Companies have a duty of care to their employees and should take all possible steps to ensure their health, safety and well-being. While showing care for the physical and mental health of your employees can help improve staff retention, employee engagement and boost productivity, legally, employers must adhere to health & safety and employment law, in addition to the common law duty of care. They also have a moral obligation not to cause, or fail to prevent physical or psychological injury. An employer may breach their duty of care by not doing everything reasonably possible to keep the employee safe from harm.
Why is duty of care important in the context of business travel?
Duty of care is of vital importance when it comes to business travel because employees may be exposed to risks that may not apply when they’re working in their usual place of work. In large companies, travel risk management is a regular part of their business travel programme, but for smaller businesses who don’t have a business travel strategy, the risks associated with business travel can go overlooked.
Risks to business travellers include:
• Visiting and driving in unfamiliar places
• Standing out from the local population
• Fatigue and jet lag can impair their judgements
• Threats to health in particular areas of the world
• Natural disasters such as hurricanes or earthquakes
• Terrorist attacks
• Working alone in remote places
As well as the impact on an individual employee, any such risks may also affect a company’s productivity, profits and reputation. Mitigating any risks can help reduce the likelihood of them happening altogether or minimise the impact if an employee is affected.

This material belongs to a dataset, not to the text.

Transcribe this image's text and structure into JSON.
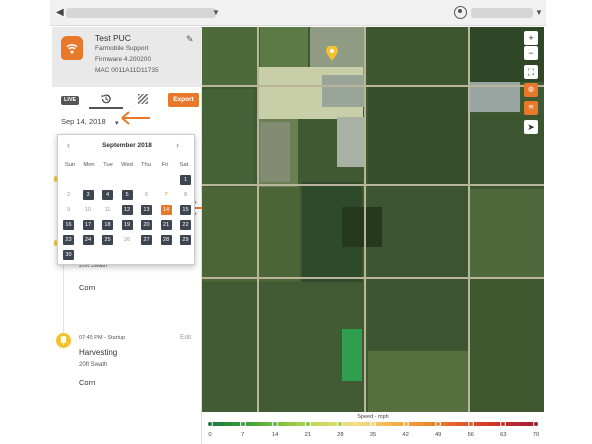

Complying with the law
As a minimum, companies must:
#1 Have a written policy outlining their approach to health and safety
#2 Carry out risk assessments
#3 Provide employees with relevant information and training
As well as the above, under the law of negligence, employers have a general duty of care to make sure their employees don’t suffer any unreasonable harm when travelling abroad.
Talk to your travel management company to discuss how they can help you put in place a traveller safety programme that will help you comply, ensuring your employees are fully protected when they travel on behalf of your business.
We regularly help our clients build their first traveller safety programmes including implementing our tracking technology, providing traveller safety training and supporting the building of crisis management processes. If you are not working with a travel management company and have a number of travelling employees then this is a great reason to get one on board!
Based on our experience, we have put together a checklist to help you assess your current duty of care offered to your employees.